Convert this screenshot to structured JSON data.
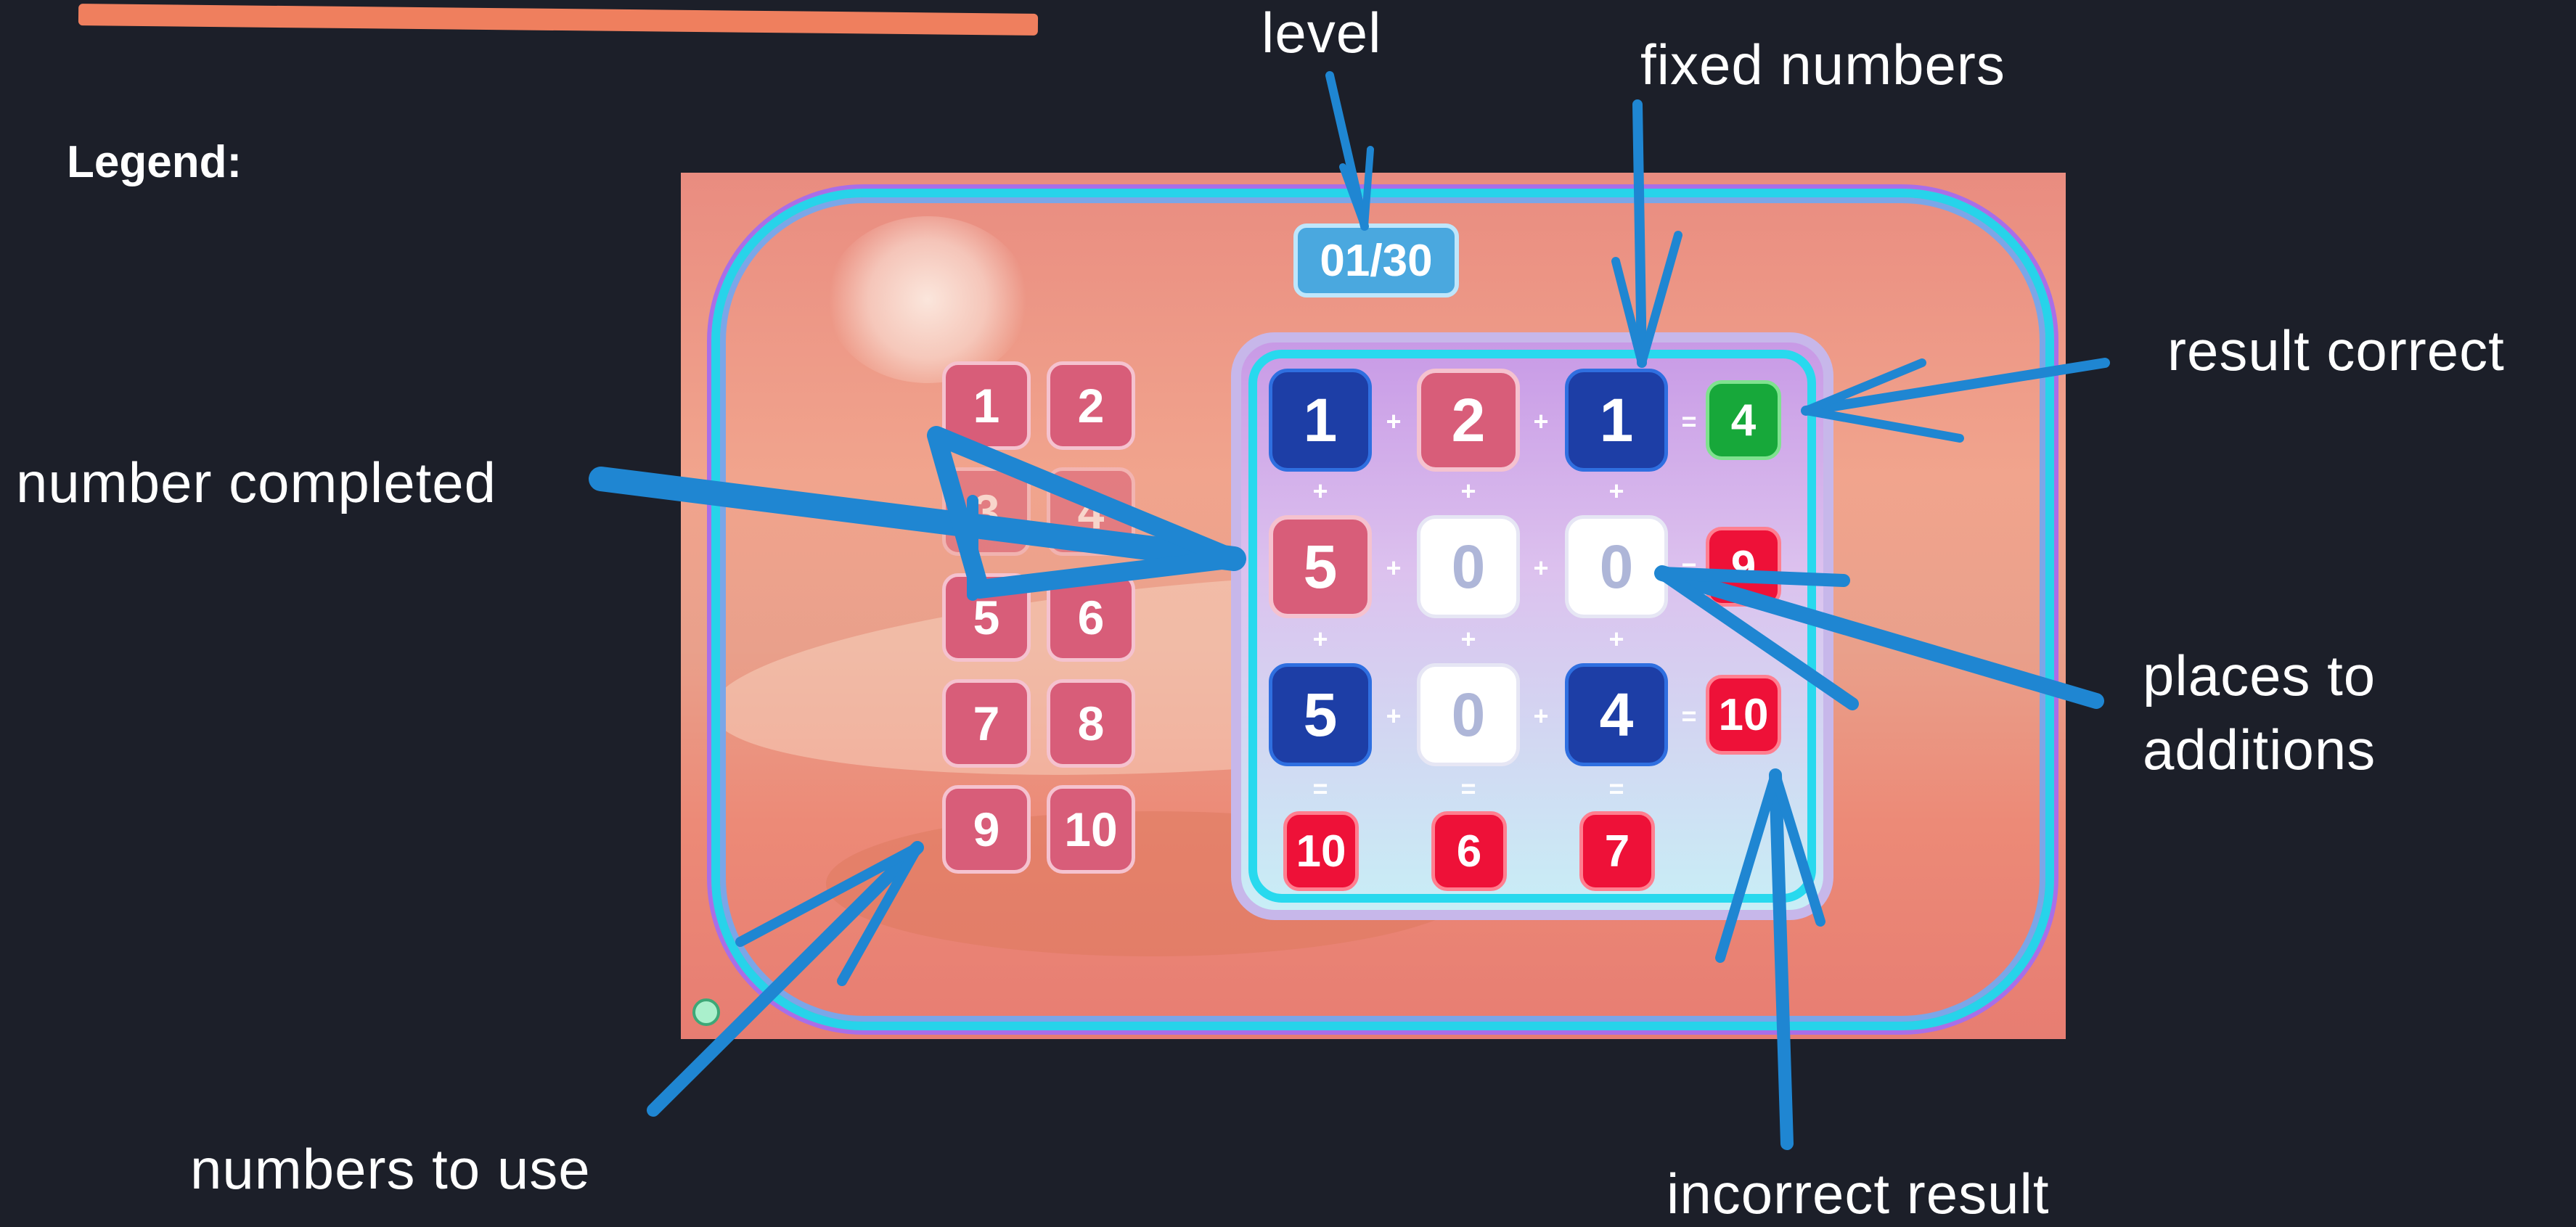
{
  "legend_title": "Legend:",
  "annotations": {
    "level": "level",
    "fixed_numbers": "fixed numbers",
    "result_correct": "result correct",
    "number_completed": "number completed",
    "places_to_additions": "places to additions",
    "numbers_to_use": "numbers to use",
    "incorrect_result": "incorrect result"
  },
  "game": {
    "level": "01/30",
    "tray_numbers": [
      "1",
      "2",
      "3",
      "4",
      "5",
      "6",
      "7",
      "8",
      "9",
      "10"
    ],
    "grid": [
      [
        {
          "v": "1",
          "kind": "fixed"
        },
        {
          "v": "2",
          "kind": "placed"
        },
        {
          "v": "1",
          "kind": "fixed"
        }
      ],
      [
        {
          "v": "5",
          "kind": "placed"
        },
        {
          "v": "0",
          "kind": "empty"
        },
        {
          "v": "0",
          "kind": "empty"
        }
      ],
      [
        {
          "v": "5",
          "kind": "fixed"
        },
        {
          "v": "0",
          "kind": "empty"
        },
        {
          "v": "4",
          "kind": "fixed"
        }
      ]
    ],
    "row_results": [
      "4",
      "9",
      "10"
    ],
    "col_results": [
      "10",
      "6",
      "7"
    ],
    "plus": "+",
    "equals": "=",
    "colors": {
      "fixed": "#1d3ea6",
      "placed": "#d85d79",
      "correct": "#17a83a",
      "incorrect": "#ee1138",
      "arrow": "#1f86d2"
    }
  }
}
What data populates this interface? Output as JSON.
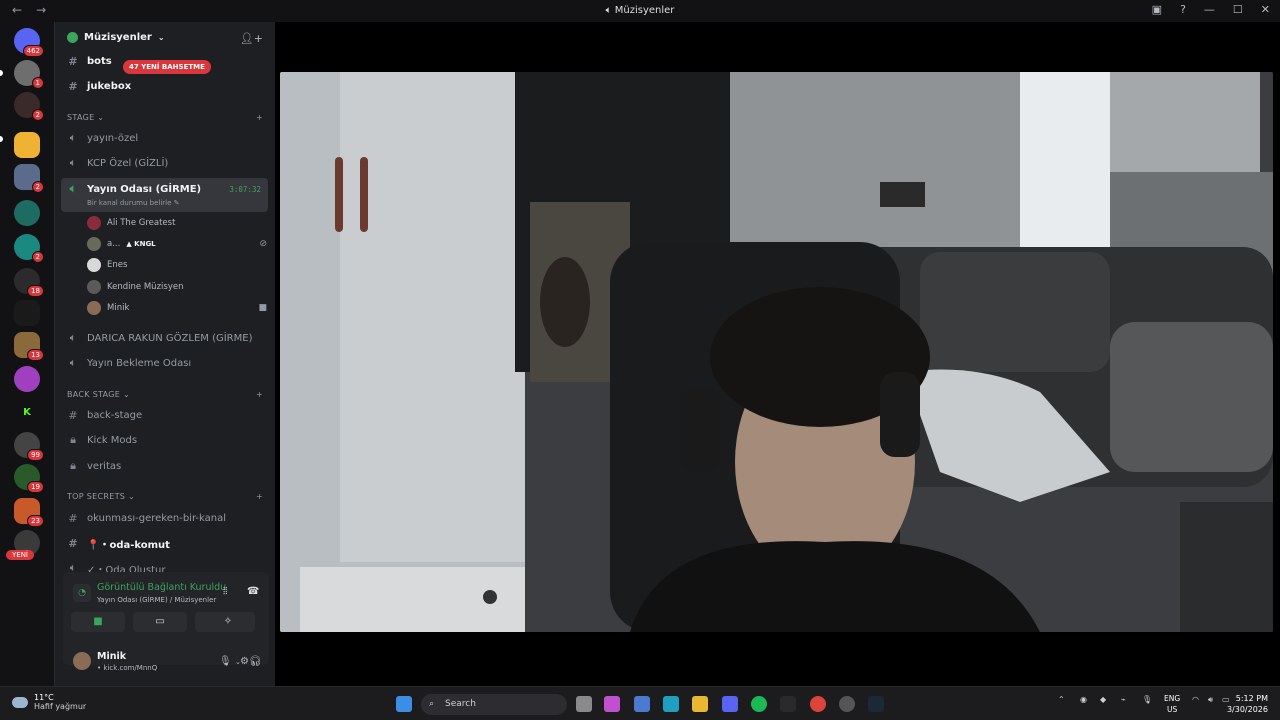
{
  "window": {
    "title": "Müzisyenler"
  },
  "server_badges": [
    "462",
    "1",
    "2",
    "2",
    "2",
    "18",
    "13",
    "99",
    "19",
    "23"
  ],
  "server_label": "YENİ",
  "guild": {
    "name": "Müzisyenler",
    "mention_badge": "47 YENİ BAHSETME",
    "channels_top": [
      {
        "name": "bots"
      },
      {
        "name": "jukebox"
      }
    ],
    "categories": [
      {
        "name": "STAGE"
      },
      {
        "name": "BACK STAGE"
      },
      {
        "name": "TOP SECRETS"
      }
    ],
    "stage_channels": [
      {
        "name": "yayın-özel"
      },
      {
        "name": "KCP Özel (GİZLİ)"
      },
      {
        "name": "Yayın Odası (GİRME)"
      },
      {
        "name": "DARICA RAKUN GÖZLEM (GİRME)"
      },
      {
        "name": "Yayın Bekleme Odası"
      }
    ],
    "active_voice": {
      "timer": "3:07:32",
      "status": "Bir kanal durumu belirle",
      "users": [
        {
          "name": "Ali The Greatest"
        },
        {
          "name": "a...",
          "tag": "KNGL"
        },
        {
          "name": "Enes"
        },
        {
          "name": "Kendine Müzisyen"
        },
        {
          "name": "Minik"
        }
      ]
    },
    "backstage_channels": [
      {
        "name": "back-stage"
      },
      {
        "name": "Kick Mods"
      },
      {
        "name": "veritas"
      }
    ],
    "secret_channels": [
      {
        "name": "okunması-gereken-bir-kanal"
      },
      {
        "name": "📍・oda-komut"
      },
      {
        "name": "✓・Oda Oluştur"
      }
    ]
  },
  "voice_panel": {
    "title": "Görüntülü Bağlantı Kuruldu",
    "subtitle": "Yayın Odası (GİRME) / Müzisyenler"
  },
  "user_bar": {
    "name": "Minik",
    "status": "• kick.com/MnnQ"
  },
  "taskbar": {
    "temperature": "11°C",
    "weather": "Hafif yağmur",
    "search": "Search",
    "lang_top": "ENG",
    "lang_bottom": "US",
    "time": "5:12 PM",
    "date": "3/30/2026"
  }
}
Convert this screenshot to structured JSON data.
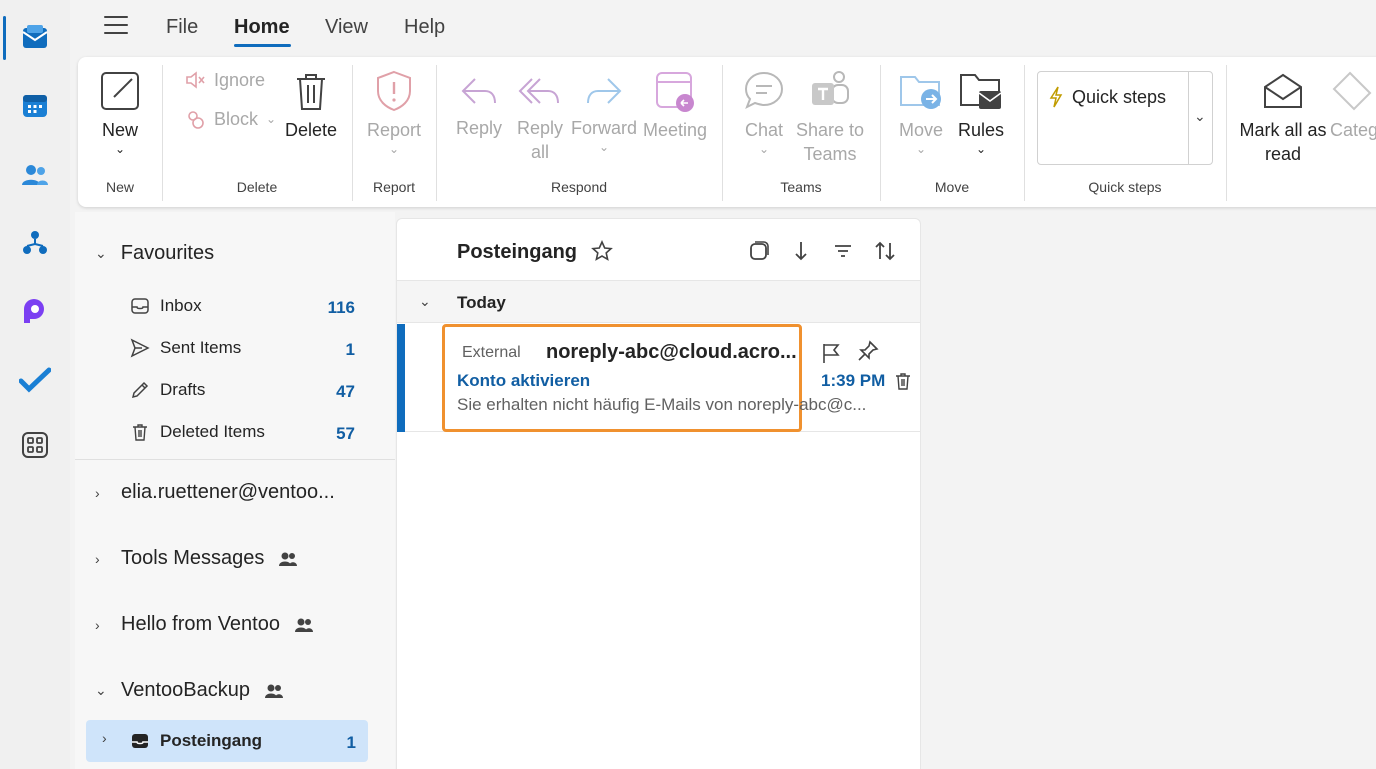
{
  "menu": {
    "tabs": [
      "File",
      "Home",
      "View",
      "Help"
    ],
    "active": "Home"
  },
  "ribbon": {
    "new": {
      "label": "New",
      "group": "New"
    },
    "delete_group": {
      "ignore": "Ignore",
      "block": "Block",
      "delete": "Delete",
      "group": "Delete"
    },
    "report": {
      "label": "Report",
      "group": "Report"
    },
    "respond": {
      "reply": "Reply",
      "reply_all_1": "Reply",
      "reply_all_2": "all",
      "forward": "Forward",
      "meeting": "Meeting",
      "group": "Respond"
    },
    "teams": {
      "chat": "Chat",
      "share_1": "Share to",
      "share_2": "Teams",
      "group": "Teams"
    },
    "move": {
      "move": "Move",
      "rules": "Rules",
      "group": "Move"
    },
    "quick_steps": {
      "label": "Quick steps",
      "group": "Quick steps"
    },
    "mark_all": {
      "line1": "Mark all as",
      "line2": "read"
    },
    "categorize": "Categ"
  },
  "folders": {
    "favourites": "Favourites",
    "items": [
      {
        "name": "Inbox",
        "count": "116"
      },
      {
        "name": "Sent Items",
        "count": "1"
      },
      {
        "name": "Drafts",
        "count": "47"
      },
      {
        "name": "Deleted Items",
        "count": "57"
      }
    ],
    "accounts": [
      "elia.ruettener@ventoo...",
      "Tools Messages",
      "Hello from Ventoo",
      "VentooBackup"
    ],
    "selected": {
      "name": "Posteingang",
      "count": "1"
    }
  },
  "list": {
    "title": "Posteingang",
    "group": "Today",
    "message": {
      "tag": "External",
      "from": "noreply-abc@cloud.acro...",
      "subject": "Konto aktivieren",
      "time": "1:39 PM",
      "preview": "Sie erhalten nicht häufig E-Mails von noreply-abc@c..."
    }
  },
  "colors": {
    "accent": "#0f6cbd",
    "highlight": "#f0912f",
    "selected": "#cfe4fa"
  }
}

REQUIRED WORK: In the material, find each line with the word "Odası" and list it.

ANSWER TO THIS EXERCISE:
        "name": "Yayın Odası (GİRME)"
        "name": "Yayın Bekleme Odası"
    "subtitle": "Yayın Odası (GİRME) / Müzisyenler"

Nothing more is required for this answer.